INPUT FOR THIS TASK:
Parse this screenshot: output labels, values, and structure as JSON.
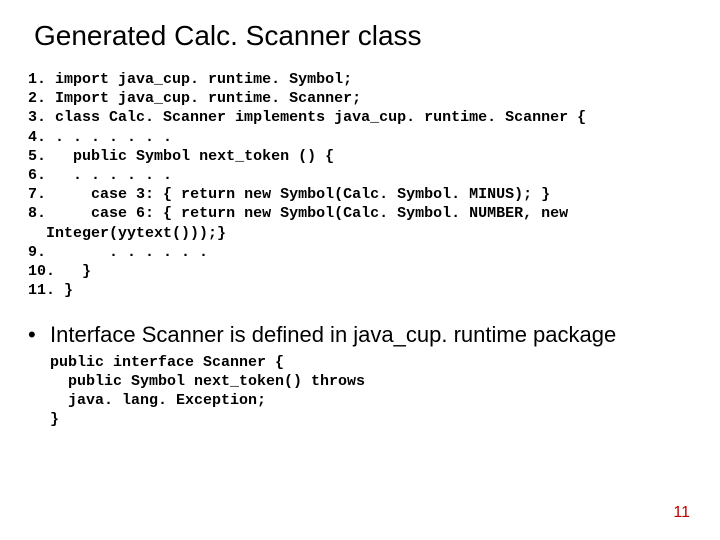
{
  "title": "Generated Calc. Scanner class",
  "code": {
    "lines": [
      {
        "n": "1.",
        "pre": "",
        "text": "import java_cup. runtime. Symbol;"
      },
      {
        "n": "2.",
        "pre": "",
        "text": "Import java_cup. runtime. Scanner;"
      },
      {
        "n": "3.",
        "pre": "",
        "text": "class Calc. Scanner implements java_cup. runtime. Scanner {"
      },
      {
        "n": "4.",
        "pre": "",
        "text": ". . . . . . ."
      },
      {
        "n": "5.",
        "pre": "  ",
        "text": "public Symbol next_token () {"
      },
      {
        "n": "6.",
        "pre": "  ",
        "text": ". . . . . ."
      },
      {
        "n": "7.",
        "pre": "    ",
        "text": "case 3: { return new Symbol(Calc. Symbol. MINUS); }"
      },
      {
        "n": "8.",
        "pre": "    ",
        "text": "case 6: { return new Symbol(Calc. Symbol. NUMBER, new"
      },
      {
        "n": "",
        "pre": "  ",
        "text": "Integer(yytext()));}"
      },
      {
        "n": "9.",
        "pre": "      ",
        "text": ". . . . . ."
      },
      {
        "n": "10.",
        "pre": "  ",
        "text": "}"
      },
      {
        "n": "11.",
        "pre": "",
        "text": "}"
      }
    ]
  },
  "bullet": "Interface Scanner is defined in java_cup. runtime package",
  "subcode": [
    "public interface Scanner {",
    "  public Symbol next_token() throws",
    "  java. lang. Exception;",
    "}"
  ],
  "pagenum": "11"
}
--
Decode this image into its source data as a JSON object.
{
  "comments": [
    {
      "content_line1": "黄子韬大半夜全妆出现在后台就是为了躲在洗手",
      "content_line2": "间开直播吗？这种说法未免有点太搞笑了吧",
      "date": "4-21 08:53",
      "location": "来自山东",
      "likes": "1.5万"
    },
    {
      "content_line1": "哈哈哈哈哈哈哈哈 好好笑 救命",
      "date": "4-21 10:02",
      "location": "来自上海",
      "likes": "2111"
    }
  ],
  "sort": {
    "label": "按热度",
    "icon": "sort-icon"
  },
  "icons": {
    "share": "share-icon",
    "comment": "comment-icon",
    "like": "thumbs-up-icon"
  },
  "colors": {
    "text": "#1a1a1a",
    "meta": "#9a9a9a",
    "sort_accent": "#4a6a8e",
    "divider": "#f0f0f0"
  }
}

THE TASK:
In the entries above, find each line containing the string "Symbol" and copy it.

SOLUTION FOR THIS TASK:
        "text": "import java_cup. runtime. Symbol;"
        "text": "public Symbol next_token () {"
        "text": "case 3: { return new Symbol(Calc. Symbol. MINUS); }"
        "text": "case 6: { return new Symbol(Calc. Symbol. NUMBER, new"
    "  public Symbol next_token() throws",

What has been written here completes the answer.